TASK STATEMENT:
For every entry, output the exact wording.

AVAILABLE DATA:
* * * *
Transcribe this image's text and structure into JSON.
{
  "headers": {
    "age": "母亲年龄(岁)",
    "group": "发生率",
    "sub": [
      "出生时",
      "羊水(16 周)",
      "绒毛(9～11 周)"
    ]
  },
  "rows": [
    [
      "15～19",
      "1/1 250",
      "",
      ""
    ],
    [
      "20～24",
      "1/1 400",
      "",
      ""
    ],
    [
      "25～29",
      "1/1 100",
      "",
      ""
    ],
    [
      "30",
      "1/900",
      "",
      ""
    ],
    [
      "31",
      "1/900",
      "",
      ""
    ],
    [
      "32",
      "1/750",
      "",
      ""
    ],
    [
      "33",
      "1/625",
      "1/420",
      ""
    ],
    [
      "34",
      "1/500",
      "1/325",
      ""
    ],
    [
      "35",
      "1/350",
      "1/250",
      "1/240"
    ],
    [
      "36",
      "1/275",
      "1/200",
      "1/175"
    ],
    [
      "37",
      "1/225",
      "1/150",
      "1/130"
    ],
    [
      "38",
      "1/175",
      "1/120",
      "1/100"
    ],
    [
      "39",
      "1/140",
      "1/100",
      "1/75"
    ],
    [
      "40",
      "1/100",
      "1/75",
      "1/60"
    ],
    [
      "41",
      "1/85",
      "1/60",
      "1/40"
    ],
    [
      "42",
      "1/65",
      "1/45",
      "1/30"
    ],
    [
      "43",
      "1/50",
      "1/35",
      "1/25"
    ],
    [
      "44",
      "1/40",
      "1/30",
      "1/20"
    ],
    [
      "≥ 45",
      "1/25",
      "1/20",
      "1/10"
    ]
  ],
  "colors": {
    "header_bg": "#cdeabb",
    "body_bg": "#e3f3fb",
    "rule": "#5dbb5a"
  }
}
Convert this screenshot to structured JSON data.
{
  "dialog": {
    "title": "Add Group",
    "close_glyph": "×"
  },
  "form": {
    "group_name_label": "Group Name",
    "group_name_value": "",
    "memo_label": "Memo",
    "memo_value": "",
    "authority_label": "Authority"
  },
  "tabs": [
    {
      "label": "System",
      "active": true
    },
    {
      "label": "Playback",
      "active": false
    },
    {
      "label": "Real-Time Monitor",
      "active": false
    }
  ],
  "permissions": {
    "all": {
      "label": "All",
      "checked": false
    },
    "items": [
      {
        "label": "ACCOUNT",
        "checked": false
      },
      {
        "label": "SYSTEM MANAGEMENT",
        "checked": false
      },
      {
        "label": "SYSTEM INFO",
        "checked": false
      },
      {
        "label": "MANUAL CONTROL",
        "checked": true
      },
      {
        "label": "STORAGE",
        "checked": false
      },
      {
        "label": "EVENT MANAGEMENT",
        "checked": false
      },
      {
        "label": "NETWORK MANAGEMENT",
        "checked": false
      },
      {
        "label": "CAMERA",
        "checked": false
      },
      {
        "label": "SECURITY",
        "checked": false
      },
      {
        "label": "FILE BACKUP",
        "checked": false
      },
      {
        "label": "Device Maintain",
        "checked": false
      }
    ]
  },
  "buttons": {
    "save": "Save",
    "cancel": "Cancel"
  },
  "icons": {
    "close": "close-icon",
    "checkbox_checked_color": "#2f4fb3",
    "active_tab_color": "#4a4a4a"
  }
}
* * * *
OUTPUT OF THE EXERCISE:
Transcribe this image's text and structure into JSON.
{
  "headers": {
    "age": "母亲年龄(岁)",
    "group": "发生率",
    "sub": [
      "出生时",
      "羊水(16 周)",
      "绒毛(9～11 周)"
    ]
  },
  "rows": [
    [
      "15～19",
      "1/1 250",
      "",
      ""
    ],
    [
      "20～24",
      "1/1 400",
      "",
      ""
    ],
    [
      "25～29",
      "1/1 100",
      "",
      ""
    ],
    [
      "30",
      "1/900",
      "",
      ""
    ],
    [
      "31",
      "1/900",
      "",
      ""
    ],
    [
      "32",
      "1/750",
      "",
      ""
    ],
    [
      "33",
      "1/625",
      "1/420",
      ""
    ],
    [
      "34",
      "1/500",
      "1/325",
      ""
    ],
    [
      "35",
      "1/350",
      "1/250",
      "1/240"
    ],
    [
      "36",
      "1/275",
      "1/200",
      "1/175"
    ],
    [
      "37",
      "1/225",
      "1/150",
      "1/130"
    ],
    [
      "38",
      "1/175",
      "1/120",
      "1/100"
    ],
    [
      "39",
      "1/140",
      "1/100",
      "1/75"
    ],
    [
      "40",
      "1/100",
      "1/75",
      "1/60"
    ],
    [
      "41",
      "1/85",
      "1/60",
      "1/40"
    ],
    [
      "42",
      "1/65",
      "1/45",
      "1/30"
    ],
    [
      "43",
      "1/50",
      "1/35",
      "1/25"
    ],
    [
      "44",
      "1/40",
      "1/30",
      "1/20"
    ],
    [
      "≥ 45",
      "1/25",
      "1/20",
      "1/10"
    ]
  ],
  "colors": {
    "header_bg": "#cdeabb",
    "body_bg": "#e3f3fb",
    "rule": "#5dbb5a"
  }
}
Convert this screenshot to structured JSON data.
{
  "dialog": {
    "title": "Add Group",
    "close_glyph": "×"
  },
  "form": {
    "group_name_label": "Group Name",
    "group_name_value": "",
    "memo_label": "Memo",
    "memo_value": "",
    "authority_label": "Authority"
  },
  "tabs": [
    {
      "label": "System",
      "active": true
    },
    {
      "label": "Playback",
      "active": false
    },
    {
      "label": "Real-Time Monitor",
      "active": false
    }
  ],
  "permissions": {
    "all": {
      "label": "All",
      "checked": false
    },
    "items": [
      {
        "label": "ACCOUNT",
        "checked": false
      },
      {
        "label": "SYSTEM MANAGEMENT",
        "checked": false
      },
      {
        "label": "SYSTEM INFO",
        "checked": false
      },
      {
        "label": "MANUAL CONTROL",
        "checked": true
      },
      {
        "label": "STORAGE",
        "checked": false
      },
      {
        "label": "EVENT MANAGEMENT",
        "checked": false
      },
      {
        "label": "NETWORK MANAGEMENT",
        "checked": false
      },
      {
        "label": "CAMERA",
        "checked": false
      },
      {
        "label": "SECURITY",
        "checked": false
      },
      {
        "label": "FILE BACKUP",
        "checked": false
      },
      {
        "label": "Device Maintain",
        "checked": false
      }
    ]
  },
  "buttons": {
    "save": "Save",
    "cancel": "Cancel"
  },
  "icons": {
    "close": "close-icon",
    "checkbox_checked_color": "#2f4fb3",
    "active_tab_color": "#4a4a4a"
  }
}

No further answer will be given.